(Provided entries)

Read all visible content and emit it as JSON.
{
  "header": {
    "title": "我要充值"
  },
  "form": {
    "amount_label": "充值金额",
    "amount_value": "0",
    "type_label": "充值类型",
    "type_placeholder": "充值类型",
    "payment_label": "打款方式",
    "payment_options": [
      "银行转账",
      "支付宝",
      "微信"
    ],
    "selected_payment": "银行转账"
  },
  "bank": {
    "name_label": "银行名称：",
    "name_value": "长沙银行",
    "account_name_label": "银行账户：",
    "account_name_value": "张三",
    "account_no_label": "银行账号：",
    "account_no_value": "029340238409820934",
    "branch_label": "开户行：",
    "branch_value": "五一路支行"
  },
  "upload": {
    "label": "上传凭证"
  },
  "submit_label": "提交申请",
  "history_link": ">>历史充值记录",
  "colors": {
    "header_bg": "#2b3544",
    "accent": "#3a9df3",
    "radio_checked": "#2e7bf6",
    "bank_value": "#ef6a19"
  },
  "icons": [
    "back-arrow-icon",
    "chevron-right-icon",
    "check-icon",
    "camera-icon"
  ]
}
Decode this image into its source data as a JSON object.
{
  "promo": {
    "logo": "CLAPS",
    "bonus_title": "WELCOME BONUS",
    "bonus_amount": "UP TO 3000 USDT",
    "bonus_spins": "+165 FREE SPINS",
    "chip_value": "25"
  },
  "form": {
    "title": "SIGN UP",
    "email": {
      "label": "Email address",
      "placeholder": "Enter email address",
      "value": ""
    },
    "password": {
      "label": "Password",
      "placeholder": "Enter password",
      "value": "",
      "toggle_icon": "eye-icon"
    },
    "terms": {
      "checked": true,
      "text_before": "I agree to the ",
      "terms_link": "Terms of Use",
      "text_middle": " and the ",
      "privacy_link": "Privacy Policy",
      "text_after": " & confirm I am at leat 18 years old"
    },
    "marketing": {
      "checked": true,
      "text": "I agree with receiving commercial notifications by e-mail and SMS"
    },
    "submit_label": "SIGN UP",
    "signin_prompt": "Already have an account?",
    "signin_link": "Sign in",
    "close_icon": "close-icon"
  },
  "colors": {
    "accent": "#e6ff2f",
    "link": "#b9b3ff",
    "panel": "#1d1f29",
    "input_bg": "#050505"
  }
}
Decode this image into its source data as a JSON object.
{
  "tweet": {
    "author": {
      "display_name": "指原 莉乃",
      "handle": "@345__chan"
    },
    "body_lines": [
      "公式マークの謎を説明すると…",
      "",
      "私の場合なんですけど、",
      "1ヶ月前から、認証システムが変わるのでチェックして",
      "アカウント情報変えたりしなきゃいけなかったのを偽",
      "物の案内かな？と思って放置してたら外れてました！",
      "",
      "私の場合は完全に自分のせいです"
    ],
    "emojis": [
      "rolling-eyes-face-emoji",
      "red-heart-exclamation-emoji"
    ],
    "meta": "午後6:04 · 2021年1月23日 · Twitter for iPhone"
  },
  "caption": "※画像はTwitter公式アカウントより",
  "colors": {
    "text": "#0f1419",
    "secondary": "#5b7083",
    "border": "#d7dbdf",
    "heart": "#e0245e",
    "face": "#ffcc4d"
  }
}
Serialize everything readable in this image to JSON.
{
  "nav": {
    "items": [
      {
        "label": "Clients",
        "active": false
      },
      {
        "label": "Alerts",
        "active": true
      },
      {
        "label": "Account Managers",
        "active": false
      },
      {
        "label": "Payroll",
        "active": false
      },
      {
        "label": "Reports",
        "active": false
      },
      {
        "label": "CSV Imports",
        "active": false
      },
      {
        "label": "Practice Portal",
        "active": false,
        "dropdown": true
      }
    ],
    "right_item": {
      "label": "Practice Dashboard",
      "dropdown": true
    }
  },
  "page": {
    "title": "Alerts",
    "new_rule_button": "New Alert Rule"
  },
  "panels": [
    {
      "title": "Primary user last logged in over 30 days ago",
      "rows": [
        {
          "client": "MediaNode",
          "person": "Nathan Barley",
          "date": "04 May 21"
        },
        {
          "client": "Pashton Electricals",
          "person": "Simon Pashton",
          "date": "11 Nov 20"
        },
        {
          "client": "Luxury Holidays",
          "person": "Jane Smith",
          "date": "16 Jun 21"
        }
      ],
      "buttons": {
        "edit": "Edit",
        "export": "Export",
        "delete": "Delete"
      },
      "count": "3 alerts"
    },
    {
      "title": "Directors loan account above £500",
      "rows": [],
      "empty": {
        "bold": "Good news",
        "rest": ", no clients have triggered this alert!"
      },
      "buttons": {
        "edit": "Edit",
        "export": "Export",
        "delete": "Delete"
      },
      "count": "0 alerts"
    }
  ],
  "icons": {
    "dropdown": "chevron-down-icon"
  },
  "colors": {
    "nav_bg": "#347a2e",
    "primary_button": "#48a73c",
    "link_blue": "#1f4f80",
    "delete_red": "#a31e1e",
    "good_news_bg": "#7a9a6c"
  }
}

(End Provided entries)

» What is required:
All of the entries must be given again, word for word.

» Problem solution:
Read all visible content and emit it as JSON.
{
  "header": {
    "title": "我要充值"
  },
  "form": {
    "amount_label": "充值金额",
    "amount_value": "0",
    "type_label": "充值类型",
    "type_placeholder": "充值类型",
    "payment_label": "打款方式",
    "payment_options": [
      "银行转账",
      "支付宝",
      "微信"
    ],
    "selected_payment": "银行转账"
  },
  "bank": {
    "name_label": "银行名称：",
    "name_value": "长沙银行",
    "account_name_label": "银行账户：",
    "account_name_value": "张三",
    "account_no_label": "银行账号：",
    "account_no_value": "029340238409820934",
    "branch_label": "开户行：",
    "branch_value": "五一路支行"
  },
  "upload": {
    "label": "上传凭证"
  },
  "submit_label": "提交申请",
  "history_link": ">>历史充值记录",
  "colors": {
    "header_bg": "#2b3544",
    "accent": "#3a9df3",
    "radio_checked": "#2e7bf6",
    "bank_value": "#ef6a19"
  },
  "icons": [
    "back-arrow-icon",
    "chevron-right-icon",
    "check-icon",
    "camera-icon"
  ]
}
Decode this image into its source data as a JSON object.
{
  "promo": {
    "logo": "CLAPS",
    "bonus_title": "WELCOME BONUS",
    "bonus_amount": "UP TO 3000 USDT",
    "bonus_spins": "+165 FREE SPINS",
    "chip_value": "25"
  },
  "form": {
    "title": "SIGN UP",
    "email": {
      "label": "Email address",
      "placeholder": "Enter email address",
      "value": ""
    },
    "password": {
      "label": "Password",
      "placeholder": "Enter password",
      "value": "",
      "toggle_icon": "eye-icon"
    },
    "terms": {
      "checked": true,
      "text_before": "I agree to the ",
      "terms_link": "Terms of Use",
      "text_middle": " and the ",
      "privacy_link": "Privacy Policy",
      "text_after": " & confirm I am at leat 18 years old"
    },
    "marketing": {
      "checked": true,
      "text": "I agree with receiving commercial notifications by e-mail and SMS"
    },
    "submit_label": "SIGN UP",
    "signin_prompt": "Already have an account?",
    "signin_link": "Sign in",
    "close_icon": "close-icon"
  },
  "colors": {
    "accent": "#e6ff2f",
    "link": "#b9b3ff",
    "panel": "#1d1f29",
    "input_bg": "#050505"
  }
}
Decode this image into its source data as a JSON object.
{
  "tweet": {
    "author": {
      "display_name": "指原 莉乃",
      "handle": "@345__chan"
    },
    "body_lines": [
      "公式マークの謎を説明すると…",
      "",
      "私の場合なんですけど、",
      "1ヶ月前から、認証システムが変わるのでチェックして",
      "アカウント情報変えたりしなきゃいけなかったのを偽",
      "物の案内かな？と思って放置してたら外れてました！",
      "",
      "私の場合は完全に自分のせいです"
    ],
    "emojis": [
      "rolling-eyes-face-emoji",
      "red-heart-exclamation-emoji"
    ],
    "meta": "午後6:04 · 2021年1月23日 · Twitter for iPhone"
  },
  "caption": "※画像はTwitter公式アカウントより",
  "colors": {
    "text": "#0f1419",
    "secondary": "#5b7083",
    "border": "#d7dbdf",
    "heart": "#e0245e",
    "face": "#ffcc4d"
  }
}
Serialize everything readable in this image to JSON.
{
  "nav": {
    "items": [
      {
        "label": "Clients",
        "active": false
      },
      {
        "label": "Alerts",
        "active": true
      },
      {
        "label": "Account Managers",
        "active": false
      },
      {
        "label": "Payroll",
        "active": false
      },
      {
        "label": "Reports",
        "active": false
      },
      {
        "label": "CSV Imports",
        "active": false
      },
      {
        "label": "Practice Portal",
        "active": false,
        "dropdown": true
      }
    ],
    "right_item": {
      "label": "Practice Dashboard",
      "dropdown": true
    }
  },
  "page": {
    "title": "Alerts",
    "new_rule_button": "New Alert Rule"
  },
  "panels": [
    {
      "title": "Primary user last logged in over 30 days ago",
      "rows": [
        {
          "client": "MediaNode",
          "person": "Nathan Barley",
          "date": "04 May 21"
        },
        {
          "client": "Pashton Electricals",
          "person": "Simon Pashton",
          "date": "11 Nov 20"
        },
        {
          "client": "Luxury Holidays",
          "person": "Jane Smith",
          "date": "16 Jun 21"
        }
      ],
      "buttons": {
        "edit": "Edit",
        "export": "Export",
        "delete": "Delete"
      },
      "count": "3 alerts"
    },
    {
      "title": "Directors loan account above £500",
      "rows": [],
      "empty": {
        "bold": "Good news",
        "rest": ", no clients have triggered this alert!"
      },
      "buttons": {
        "edit": "Edit",
        "export": "Export",
        "delete": "Delete"
      },
      "count": "0 alerts"
    }
  ],
  "icons": {
    "dropdown": "chevron-down-icon"
  },
  "colors": {
    "nav_bg": "#347a2e",
    "primary_button": "#48a73c",
    "link_blue": "#1f4f80",
    "delete_red": "#a31e1e",
    "good_news_bg": "#7a9a6c"
  }
}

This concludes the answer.